» **Exercise**
Each entry that appears below should be restated exactly as it is.
[Task input — start]
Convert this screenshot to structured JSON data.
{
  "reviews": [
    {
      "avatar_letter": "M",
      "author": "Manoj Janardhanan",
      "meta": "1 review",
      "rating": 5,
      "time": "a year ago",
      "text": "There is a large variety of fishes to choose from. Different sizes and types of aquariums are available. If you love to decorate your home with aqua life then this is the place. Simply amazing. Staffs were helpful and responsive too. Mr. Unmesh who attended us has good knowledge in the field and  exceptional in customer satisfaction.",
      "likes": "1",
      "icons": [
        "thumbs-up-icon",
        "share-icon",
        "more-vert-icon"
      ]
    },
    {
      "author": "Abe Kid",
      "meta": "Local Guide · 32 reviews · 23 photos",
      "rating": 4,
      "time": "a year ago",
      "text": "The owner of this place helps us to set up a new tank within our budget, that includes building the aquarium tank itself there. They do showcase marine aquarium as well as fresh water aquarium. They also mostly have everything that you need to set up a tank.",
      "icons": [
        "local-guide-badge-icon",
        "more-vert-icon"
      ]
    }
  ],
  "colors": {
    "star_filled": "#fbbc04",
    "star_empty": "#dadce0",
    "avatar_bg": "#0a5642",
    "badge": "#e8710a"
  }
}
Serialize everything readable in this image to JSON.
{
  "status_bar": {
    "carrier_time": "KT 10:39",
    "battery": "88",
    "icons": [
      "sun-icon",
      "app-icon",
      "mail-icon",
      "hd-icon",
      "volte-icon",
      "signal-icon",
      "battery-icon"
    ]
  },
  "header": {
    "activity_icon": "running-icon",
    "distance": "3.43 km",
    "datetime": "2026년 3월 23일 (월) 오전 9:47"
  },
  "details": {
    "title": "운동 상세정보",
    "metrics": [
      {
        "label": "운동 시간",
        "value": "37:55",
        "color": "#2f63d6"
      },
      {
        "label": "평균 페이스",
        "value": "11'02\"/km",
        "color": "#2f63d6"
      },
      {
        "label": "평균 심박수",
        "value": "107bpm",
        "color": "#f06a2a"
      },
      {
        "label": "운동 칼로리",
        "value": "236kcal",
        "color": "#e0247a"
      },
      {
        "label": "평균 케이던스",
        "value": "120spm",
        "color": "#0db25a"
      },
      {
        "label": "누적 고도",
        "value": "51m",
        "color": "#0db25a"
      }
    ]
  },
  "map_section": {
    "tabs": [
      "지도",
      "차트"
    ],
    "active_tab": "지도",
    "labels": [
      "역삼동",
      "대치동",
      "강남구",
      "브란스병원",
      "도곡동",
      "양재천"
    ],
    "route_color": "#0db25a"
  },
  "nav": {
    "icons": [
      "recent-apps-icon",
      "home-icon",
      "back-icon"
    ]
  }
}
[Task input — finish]
» **Response area**
Convert this screenshot to structured JSON data.
{
  "reviews": [
    {
      "avatar_letter": "M",
      "author": "Manoj Janardhanan",
      "meta": "1 review",
      "rating": 5,
      "time": "a year ago",
      "text": "There is a large variety of fishes to choose from. Different sizes and types of aquariums are available. If you love to decorate your home with aqua life then this is the place. Simply amazing. Staffs were helpful and responsive too. Mr. Unmesh who attended us has good knowledge in the field and  exceptional in customer satisfaction.",
      "likes": "1",
      "icons": [
        "thumbs-up-icon",
        "share-icon",
        "more-vert-icon"
      ]
    },
    {
      "author": "Abe Kid",
      "meta": "Local Guide · 32 reviews · 23 photos",
      "rating": 4,
      "time": "a year ago",
      "text": "The owner of this place helps us to set up a new tank within our budget, that includes building the aquarium tank itself there. They do showcase marine aquarium as well as fresh water aquarium. They also mostly have everything that you need to set up a tank.",
      "icons": [
        "local-guide-badge-icon",
        "more-vert-icon"
      ]
    }
  ],
  "colors": {
    "star_filled": "#fbbc04",
    "star_empty": "#dadce0",
    "avatar_bg": "#0a5642",
    "badge": "#e8710a"
  }
}
Serialize everything readable in this image to JSON.
{
  "status_bar": {
    "carrier_time": "KT 10:39",
    "battery": "88",
    "icons": [
      "sun-icon",
      "app-icon",
      "mail-icon",
      "hd-icon",
      "volte-icon",
      "signal-icon",
      "battery-icon"
    ]
  },
  "header": {
    "activity_icon": "running-icon",
    "distance": "3.43 km",
    "datetime": "2026년 3월 23일 (월) 오전 9:47"
  },
  "details": {
    "title": "운동 상세정보",
    "metrics": [
      {
        "label": "운동 시간",
        "value": "37:55",
        "color": "#2f63d6"
      },
      {
        "label": "평균 페이스",
        "value": "11'02\"/km",
        "color": "#2f63d6"
      },
      {
        "label": "평균 심박수",
        "value": "107bpm",
        "color": "#f06a2a"
      },
      {
        "label": "운동 칼로리",
        "value": "236kcal",
        "color": "#e0247a"
      },
      {
        "label": "평균 케이던스",
        "value": "120spm",
        "color": "#0db25a"
      },
      {
        "label": "누적 고도",
        "value": "51m",
        "color": "#0db25a"
      }
    ]
  },
  "map_section": {
    "tabs": [
      "지도",
      "차트"
    ],
    "active_tab": "지도",
    "labels": [
      "역삼동",
      "대치동",
      "강남구",
      "브란스병원",
      "도곡동",
      "양재천"
    ],
    "route_color": "#0db25a"
  },
  "nav": {
    "icons": [
      "recent-apps-icon",
      "home-icon",
      "back-icon"
    ]
  }
}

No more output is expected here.